Page and application data records
::::::::

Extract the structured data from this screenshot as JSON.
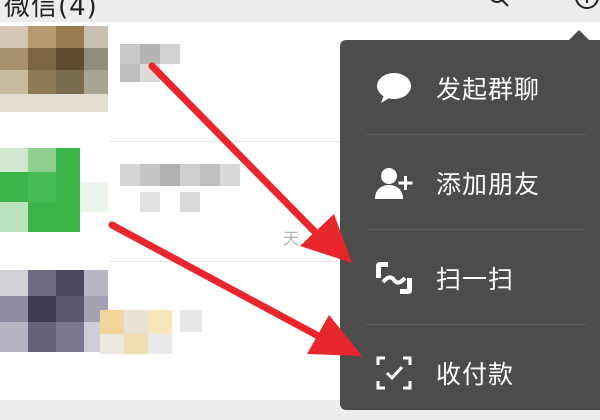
{
  "topbar": {
    "title": "微信(4)"
  },
  "chat_list": {
    "time_fragment": "天"
  },
  "menu": {
    "items": [
      {
        "label": "发起群聊",
        "icon": "chat-bubble-icon"
      },
      {
        "label": "添加朋友",
        "icon": "add-friend-icon"
      },
      {
        "label": "扫一扫",
        "icon": "scan-icon"
      },
      {
        "label": "收付款",
        "icon": "payment-icon"
      }
    ]
  },
  "colors": {
    "menu_bg": "#4c4c4c",
    "menu_text": "#ffffff",
    "arrow": "#e8262b",
    "wechat_green": "#3bb44a"
  }
}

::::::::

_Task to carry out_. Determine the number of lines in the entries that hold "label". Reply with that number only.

_Solved problem_. 4